Gone Baby Gone is my favorite of Dennis Lehane’s novels, which is saying a great deal. Fan of series that I am, I especially enjoy his series books about detectives Patrick Kenzie and Angie Genero, of which this one is (in my opinion) the best. I missed the movie when it was released (briefly) in theaters, but I finally rented it from Netflix and watched it this past weekend.
The movie is very faithful to the book. Kenzie (Casey Affleck) and Genero (Michelle Monaghan) are called in by the family to investigate the high profile disappearance of a little girl, kidnapped while her drug user/alcoholic mother was distracted. In cooperation with the police, they follow various leads, trying to pry the lid off a story that seems at once too neat, and infested with too many loose ends. The final payoff prompts a heartbreaking choice for Kenzie.
It’s a well-done movie, worthy of its source.
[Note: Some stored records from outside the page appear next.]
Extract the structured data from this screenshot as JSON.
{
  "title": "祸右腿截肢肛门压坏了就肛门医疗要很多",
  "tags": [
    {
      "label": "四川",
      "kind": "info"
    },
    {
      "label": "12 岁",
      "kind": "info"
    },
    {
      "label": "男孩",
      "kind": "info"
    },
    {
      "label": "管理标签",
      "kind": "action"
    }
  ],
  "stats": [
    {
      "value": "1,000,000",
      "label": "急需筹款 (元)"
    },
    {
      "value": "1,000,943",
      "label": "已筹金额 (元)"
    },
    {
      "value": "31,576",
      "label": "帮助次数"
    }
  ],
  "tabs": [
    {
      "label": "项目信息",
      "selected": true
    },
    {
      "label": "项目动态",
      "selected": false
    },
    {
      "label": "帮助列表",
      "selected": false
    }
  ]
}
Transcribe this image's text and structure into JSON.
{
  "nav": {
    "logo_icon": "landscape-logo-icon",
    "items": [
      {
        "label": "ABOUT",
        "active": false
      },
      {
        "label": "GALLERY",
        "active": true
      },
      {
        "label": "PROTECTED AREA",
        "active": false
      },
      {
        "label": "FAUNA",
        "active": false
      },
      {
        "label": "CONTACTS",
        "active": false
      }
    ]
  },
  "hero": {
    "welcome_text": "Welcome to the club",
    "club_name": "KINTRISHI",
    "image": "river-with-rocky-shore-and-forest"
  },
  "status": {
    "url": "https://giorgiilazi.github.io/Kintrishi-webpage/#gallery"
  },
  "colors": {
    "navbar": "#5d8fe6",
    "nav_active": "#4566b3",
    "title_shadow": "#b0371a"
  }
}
The performances are excellent, the Boston locations perfect. I think (my memory may be fooling me) that the final crisis may have been presented with more ambivalence in the book. As it stands here, Kenzie’s ultimate decision seems a little hard to understand.
I don’t remember the language in the book being as rough as it was in the movie. I suspect that’s only because it’s less jarring on the page than when the words actually fall on your ears in your own living room.
But I wonder if that didn’t contribute to the movie’s lackluster box office performance.
Somebody (it may have been Michael Medved, or one of his guests) has pointed out that there’s really no economic incentive for film makers to use a lot of profanity in their movies.
Other vices have (let’s admit it) market appeal. A sex scene with a nude actress will admittedly sell tickets. Extreme, graphic violence will put lots of bodies in theater seats.
But nobody thinks, “Boy! I sure want to see this movie! I’ll get to hear a lot of F Bombs!”
I suppose the makers of Gone Baby Gone would have felt they were selling out if they’d toned the language down. But I have an idea they might have made money by it.